_YOUR OBJECTIVE_
Each record must be copied in full and unchanged; any image it holds is excluded.

[Start of section]

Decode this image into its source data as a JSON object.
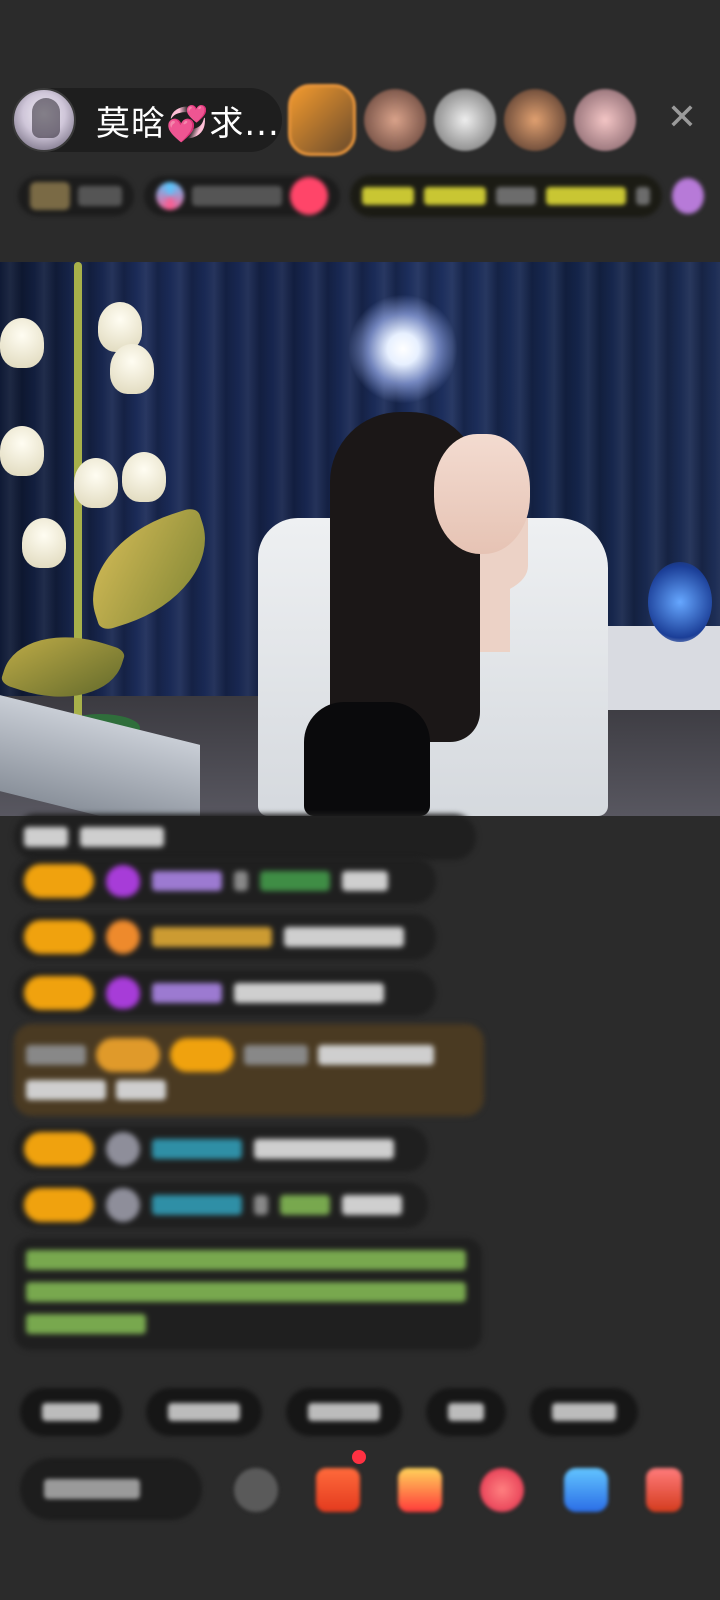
{
  "host": {
    "name": "莫晗💞求..."
  },
  "colors": {
    "background": "#2b2b2b",
    "chat_bubble": "#1f1f1f",
    "level_badge": "#f0a20e",
    "gift_badge_highlight": "#c9c633",
    "notification_dot": "#ff3142"
  },
  "icons": {
    "close": "close-icon",
    "emoji": "emoji-icon",
    "gift": "gift-box-icon",
    "red_packet": "red-packet-icon",
    "fan_club": "fan-club-icon",
    "game": "game-controller-icon",
    "more": "more-apps-icon"
  }
}
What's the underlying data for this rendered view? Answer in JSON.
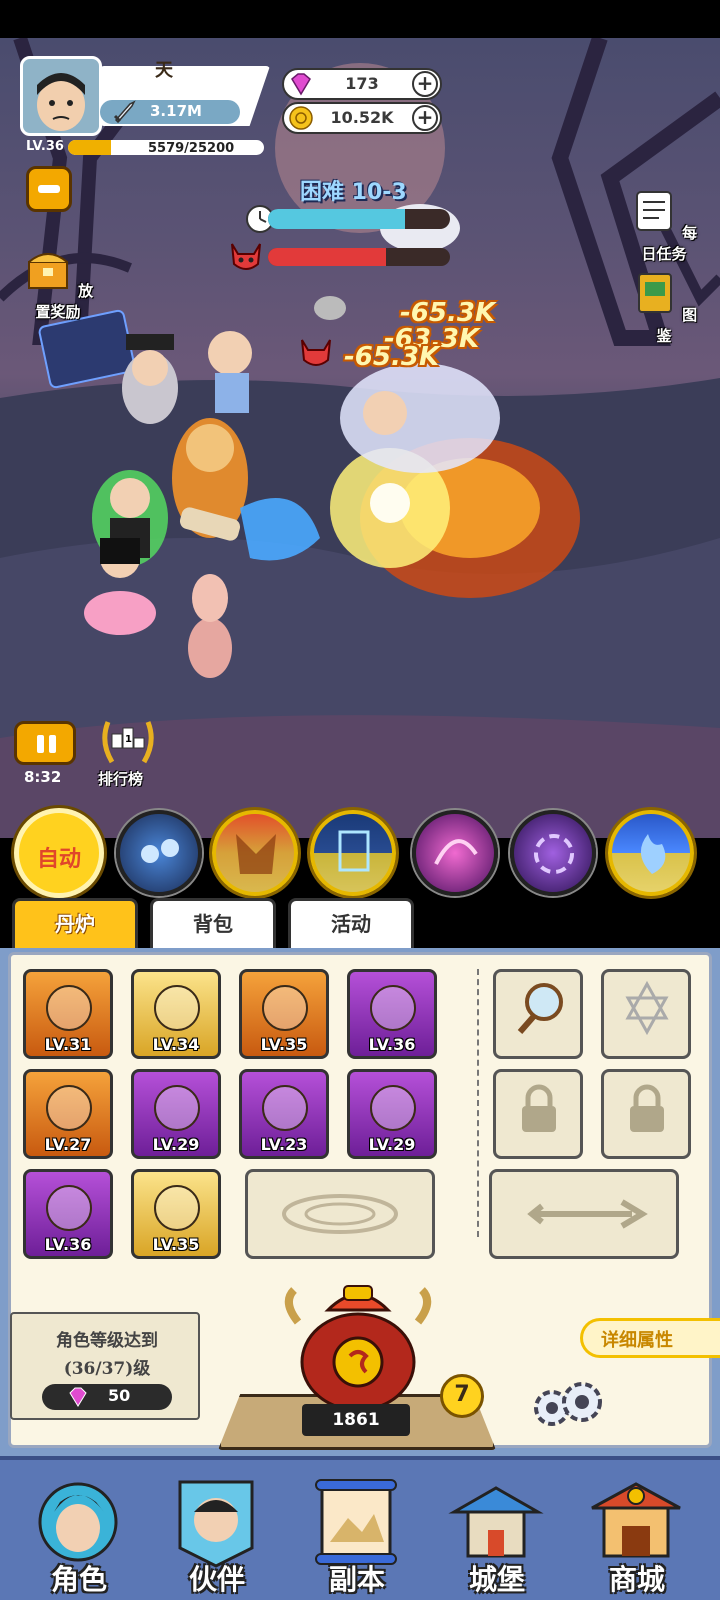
{
  "player": {
    "name": "天",
    "power": "3.17M",
    "level": "LV.36",
    "exp": "5579/25200",
    "exp_progress": 0.22
  },
  "currencies": {
    "gems": "173",
    "gold": "10.52K"
  },
  "side_buttons": {
    "idle_reward": "放置奖励",
    "daily_tasks": "每日任务",
    "codex": "图鉴",
    "ranking": "排行榜"
  },
  "stage": {
    "title": "困难 10-3",
    "timer_progress": 0.75,
    "boss_hp_progress": 0.65,
    "time_left": "8:32"
  },
  "damage_numbers": [
    "-65.3K",
    "-63.3K",
    "-65.3K"
  ],
  "skills": {
    "auto_label": "自动"
  },
  "tabs": [
    "丹炉",
    "背包",
    "活动"
  ],
  "equipment": [
    {
      "level": "LV.31",
      "rarity": "orange",
      "icon": "sword-icon"
    },
    {
      "level": "LV.34",
      "rarity": "gold",
      "icon": "beast-mask-icon"
    },
    {
      "level": "LV.35",
      "rarity": "orange",
      "icon": "armor-icon"
    },
    {
      "level": "LV.36",
      "rarity": "purple",
      "icon": "jade-orb-icon"
    },
    {
      "level": "LV.27",
      "rarity": "orange",
      "icon": "crown-icon"
    },
    {
      "level": "LV.29",
      "rarity": "purple",
      "icon": "spiral-disc-icon"
    },
    {
      "level": "LV.23",
      "rarity": "purple",
      "icon": "prayer-beads-icon"
    },
    {
      "level": "LV.29",
      "rarity": "purple",
      "icon": "fire-pearl-icon"
    },
    {
      "level": "LV.36",
      "rarity": "purple",
      "icon": "ring-icon"
    },
    {
      "level": "LV.35",
      "rarity": "gold",
      "icon": "boots-icon"
    }
  ],
  "requirement": {
    "line1": "角色等级达到",
    "line2": "(36/37)级",
    "cost": "50"
  },
  "detail_button": "详细属性",
  "furnace": {
    "count": "1861",
    "level": "7"
  },
  "nav": [
    "角色",
    "伙伴",
    "副本",
    "城堡",
    "商城"
  ],
  "colors": {
    "accent_gold": "#ffc21a",
    "panel_bg": "#fbf6e4",
    "nav_bg": "#5b77b5",
    "purple_rarity": "#b550d8",
    "orange_rarity": "#f5a23b"
  }
}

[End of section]

_ANSWER_
Decode this image into its source data as a JSON object.
{
  "host": {
    "name": "莫晗💞求..."
  },
  "colors": {
    "background": "#2b2b2b",
    "chat_bubble": "#1f1f1f",
    "level_badge": "#f0a20e",
    "gift_badge_highlight": "#c9c633",
    "notification_dot": "#ff3142"
  },
  "icons": {
    "close": "close-icon",
    "emoji": "emoji-icon",
    "gift": "gift-box-icon",
    "red_packet": "red-packet-icon",
    "fan_club": "fan-club-icon",
    "game": "game-controller-icon",
    "more": "more-apps-icon"
  }
}
What's the underlying data for this rendered view? Answer in JSON.
{
  "player": {
    "name": "天",
    "power": "3.17M",
    "level": "LV.36",
    "exp": "5579/25200",
    "exp_progress": 0.22
  },
  "currencies": {
    "gems": "173",
    "gold": "10.52K"
  },
  "side_buttons": {
    "idle_reward": "放置奖励",
    "daily_tasks": "每日任务",
    "codex": "图鉴",
    "ranking": "排行榜"
  },
  "stage": {
    "title": "困难 10-3",
    "timer_progress": 0.75,
    "boss_hp_progress": 0.65,
    "time_left": "8:32"
  },
  "damage_numbers": [
    "-65.3K",
    "-63.3K",
    "-65.3K"
  ],
  "skills": {
    "auto_label": "自动"
  },
  "tabs": [
    "丹炉",
    "背包",
    "活动"
  ],
  "equipment": [
    {
      "level": "LV.31",
      "rarity": "orange",
      "icon": "sword-icon"
    },
    {
      "level": "LV.34",
      "rarity": "gold",
      "icon": "beast-mask-icon"
    },
    {
      "level": "LV.35",
      "rarity": "orange",
      "icon": "armor-icon"
    },
    {
      "level": "LV.36",
      "rarity": "purple",
      "icon": "jade-orb-icon"
    },
    {
      "level": "LV.27",
      "rarity": "orange",
      "icon": "crown-icon"
    },
    {
      "level": "LV.29",
      "rarity": "purple",
      "icon": "spiral-disc-icon"
    },
    {
      "level": "LV.23",
      "rarity": "purple",
      "icon": "prayer-beads-icon"
    },
    {
      "level": "LV.29",
      "rarity": "purple",
      "icon": "fire-pearl-icon"
    },
    {
      "level": "LV.36",
      "rarity": "purple",
      "icon": "ring-icon"
    },
    {
      "level": "LV.35",
      "rarity": "gold",
      "icon": "boots-icon"
    }
  ],
  "requirement": {
    "line1": "角色等级达到",
    "line2": "(36/37)级",
    "cost": "50"
  },
  "detail_button": "详细属性",
  "furnace": {
    "count": "1861",
    "level": "7"
  },
  "nav": [
    "角色",
    "伙伴",
    "副本",
    "城堡",
    "商城"
  ],
  "colors": {
    "accent_gold": "#ffc21a",
    "panel_bg": "#fbf6e4",
    "nav_bg": "#5b77b5",
    "purple_rarity": "#b550d8",
    "orange_rarity": "#f5a23b"
  }
}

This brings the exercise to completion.